What surprised him was their relative timidity. “I’ve spoken to college students before. They can be wonderfully aggressive. I just assumed these kids would be like that,” he said. “But maybe the TV cameras chilled them.”
He said he’s had no problem coming up with topics. (He plans to do 44 shows a year.) In one episode, he used an example of fish pedicures to illustrate how government comes up with stupid rules that defend against unlikely harm. Some states have banned fish nibbling your skin cuticles. He tried it. “It was creepy at first,” he said. “Then it felt good. I don’t know if it actually did anything to my feet but maybe I didn’t do it long enough. I’m not endorsing it. I don’t know if it works.” He simply thinks some salons are trying to tamp down competition by lobbying for government laws.
He also did a show about whether the Ayn Rand classic “Atlas Shrugged” and its image of bloated government has actually come true. Tonight, he goes after “crony capitalism.” Big business often curries favor with government to create rules that favor them and hurt upstarts (and ultimately consumers.)

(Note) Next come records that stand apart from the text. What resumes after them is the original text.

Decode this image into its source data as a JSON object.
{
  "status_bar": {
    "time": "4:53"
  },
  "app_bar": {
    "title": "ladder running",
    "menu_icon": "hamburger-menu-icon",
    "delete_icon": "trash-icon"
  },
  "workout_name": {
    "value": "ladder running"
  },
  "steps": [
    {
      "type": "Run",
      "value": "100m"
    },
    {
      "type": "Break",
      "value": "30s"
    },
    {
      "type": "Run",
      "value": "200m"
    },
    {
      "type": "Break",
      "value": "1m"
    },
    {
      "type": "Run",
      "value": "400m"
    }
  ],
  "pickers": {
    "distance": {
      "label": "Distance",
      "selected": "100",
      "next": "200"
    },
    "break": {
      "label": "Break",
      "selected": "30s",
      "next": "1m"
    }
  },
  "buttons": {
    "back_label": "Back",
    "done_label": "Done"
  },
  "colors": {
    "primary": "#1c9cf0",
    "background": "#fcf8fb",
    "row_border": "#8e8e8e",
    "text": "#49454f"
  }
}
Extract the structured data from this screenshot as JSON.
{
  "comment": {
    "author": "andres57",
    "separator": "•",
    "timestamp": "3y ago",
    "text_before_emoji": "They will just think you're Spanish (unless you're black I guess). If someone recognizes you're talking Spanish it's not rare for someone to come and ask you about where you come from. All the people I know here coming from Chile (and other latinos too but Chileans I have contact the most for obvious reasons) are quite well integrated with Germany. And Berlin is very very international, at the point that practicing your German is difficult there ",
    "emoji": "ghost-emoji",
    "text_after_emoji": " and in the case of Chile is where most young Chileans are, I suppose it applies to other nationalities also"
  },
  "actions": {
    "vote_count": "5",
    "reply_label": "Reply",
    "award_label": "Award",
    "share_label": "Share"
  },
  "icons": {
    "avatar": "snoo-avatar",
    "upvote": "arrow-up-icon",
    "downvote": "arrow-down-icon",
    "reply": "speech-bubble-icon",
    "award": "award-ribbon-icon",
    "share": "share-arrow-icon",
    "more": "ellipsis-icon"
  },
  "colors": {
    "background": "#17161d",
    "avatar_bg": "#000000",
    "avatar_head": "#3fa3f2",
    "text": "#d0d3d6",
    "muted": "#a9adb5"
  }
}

Stossel does love virtually untethered capitalism: “Businesses have to please customers and innovate every minute and constantly adjust to reality. Government almost never changes and don’t innovate.” We talked about the U.S. Postal Service. At one time, the agency said delivering goods overnight was impossible. Then FedEx came along. Soon enough, the postal service found a way to offer overnight packages.
Future topics include “the food police.” He’s going to bring in people who believe schools should ban certain “bad” foods and prohibit bake sales. Obviously, Stossel takes a dim view of this. He will look at energy independence and alternative sources. Interestingly, he is not necessarily a supporter of nuclear. “I thought at first it was a good option but nuclear feeds off big government subsidies. It’s not clear if it’s better than natural gas. We’ve found ways to extract natural gas out of rocks we couldn’t do before.”
He also wants to point out how we live so much better now than we did a few years ago in terms of safety and terrorism. “By and large, crime is down and terrorism is down. And most people’s standards of living have improved despite what you see in the news.” (Yes, he told me this in that same sing-song style he does on air. He sounds a bit like Al Gore that way.)
Are his Fox viewers reacting differently to him than the ABC viewers? “There are fewer crazy obscene comments on Fox compared to ABC” on his blog, he said. “People are more civilized.” Among his colleagues, he feels better liked. “It’s a much better vibe,” he said. At ABC, he recalled, “Peter Jennings would look away when I was in the hall.”
He also knows some of his viewpoints don’t jibe with some Fox News fans. He will, for instance, tackle drug legalization, which he supports as a Libertarian. He also believes in legal first trimester abortion, though he’s not sure if he will touch that touchy subject. And he knows he has plenty of critics, such as this piece on alternet.
On a lighter topic, I asked if he has ever been mistaken for Geraldo Rivera, another bushy mustached journalist. “I used to when we were at ‘20/20′ and our offices were across from each other. He was the star. Many more people then would come up to me and say, ‘Hey Geraldo!’ Over the years, it’s more ‘Gimme a break!’ ” [That's the line he'd use during his specials]
Ironically, he now works across the hall at Fox from… Geraldo Rivera. “He was very welcoming,” he said. “He told some reporter he was instrumental bringing me over here. Maybe that’s true.”
He then noted that late-night host Jimmy Fallon last fall did a mustache battle between Rivera and Stossel called “Stache Bash ‘09.” You’ll have to watch to find out who won.
“Stossel,” 8 p.m. Fox Business, Thursdays